● **Web page and app entries**:
__________________________________________________
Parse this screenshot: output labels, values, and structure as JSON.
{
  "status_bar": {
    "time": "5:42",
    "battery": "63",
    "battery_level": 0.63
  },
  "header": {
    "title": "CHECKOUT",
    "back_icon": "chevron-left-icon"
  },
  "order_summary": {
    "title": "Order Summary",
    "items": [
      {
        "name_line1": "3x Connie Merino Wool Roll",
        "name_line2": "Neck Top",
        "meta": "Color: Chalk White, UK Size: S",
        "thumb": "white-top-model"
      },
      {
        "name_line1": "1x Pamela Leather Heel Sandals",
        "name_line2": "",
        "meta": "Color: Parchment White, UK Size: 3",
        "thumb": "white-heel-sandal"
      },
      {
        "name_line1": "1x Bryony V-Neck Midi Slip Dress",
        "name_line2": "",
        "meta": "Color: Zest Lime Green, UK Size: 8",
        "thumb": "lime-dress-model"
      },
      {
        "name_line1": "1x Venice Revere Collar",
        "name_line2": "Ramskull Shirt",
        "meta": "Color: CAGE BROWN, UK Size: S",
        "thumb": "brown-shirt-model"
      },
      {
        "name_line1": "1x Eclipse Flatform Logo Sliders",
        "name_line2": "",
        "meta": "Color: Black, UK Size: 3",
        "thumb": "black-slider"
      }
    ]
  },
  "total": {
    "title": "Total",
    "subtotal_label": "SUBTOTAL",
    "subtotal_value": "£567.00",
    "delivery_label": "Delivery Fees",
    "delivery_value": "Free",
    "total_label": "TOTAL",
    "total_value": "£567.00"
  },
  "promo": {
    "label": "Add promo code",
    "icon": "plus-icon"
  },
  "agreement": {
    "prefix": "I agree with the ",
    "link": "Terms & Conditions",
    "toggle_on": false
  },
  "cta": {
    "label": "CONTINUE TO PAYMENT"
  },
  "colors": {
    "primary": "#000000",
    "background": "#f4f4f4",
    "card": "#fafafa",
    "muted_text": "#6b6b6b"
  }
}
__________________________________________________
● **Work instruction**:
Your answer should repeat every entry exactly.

● **Task solution**:
Parse this screenshot: output labels, values, and structure as JSON.
{
  "status_bar": {
    "time": "5:42",
    "battery": "63",
    "battery_level": 0.63
  },
  "header": {
    "title": "CHECKOUT",
    "back_icon": "chevron-left-icon"
  },
  "order_summary": {
    "title": "Order Summary",
    "items": [
      {
        "name_line1": "3x Connie Merino Wool Roll",
        "name_line2": "Neck Top",
        "meta": "Color: Chalk White, UK Size: S",
        "thumb": "white-top-model"
      },
      {
        "name_line1": "1x Pamela Leather Heel Sandals",
        "name_line2": "",
        "meta": "Color: Parchment White, UK Size: 3",
        "thumb": "white-heel-sandal"
      },
      {
        "name_line1": "1x Bryony V-Neck Midi Slip Dress",
        "name_line2": "",
        "meta": "Color: Zest Lime Green, UK Size: 8",
        "thumb": "lime-dress-model"
      },
      {
        "name_line1": "1x Venice Revere Collar",
        "name_line2": "Ramskull Shirt",
        "meta": "Color: CAGE BROWN, UK Size: S",
        "thumb": "brown-shirt-model"
      },
      {
        "name_line1": "1x Eclipse Flatform Logo Sliders",
        "name_line2": "",
        "meta": "Color: Black, UK Size: 3",
        "thumb": "black-slider"
      }
    ]
  },
  "total": {
    "title": "Total",
    "subtotal_label": "SUBTOTAL",
    "subtotal_value": "£567.00",
    "delivery_label": "Delivery Fees",
    "delivery_value": "Free",
    "total_label": "TOTAL",
    "total_value": "£567.00"
  },
  "promo": {
    "label": "Add promo code",
    "icon": "plus-icon"
  },
  "agreement": {
    "prefix": "I agree with the ",
    "link": "Terms & Conditions",
    "toggle_on": false
  },
  "cta": {
    "label": "CONTINUE TO PAYMENT"
  },
  "colors": {
    "primary": "#000000",
    "background": "#f4f4f4",
    "card": "#fafafa",
    "muted_text": "#6b6b6b"
  }
}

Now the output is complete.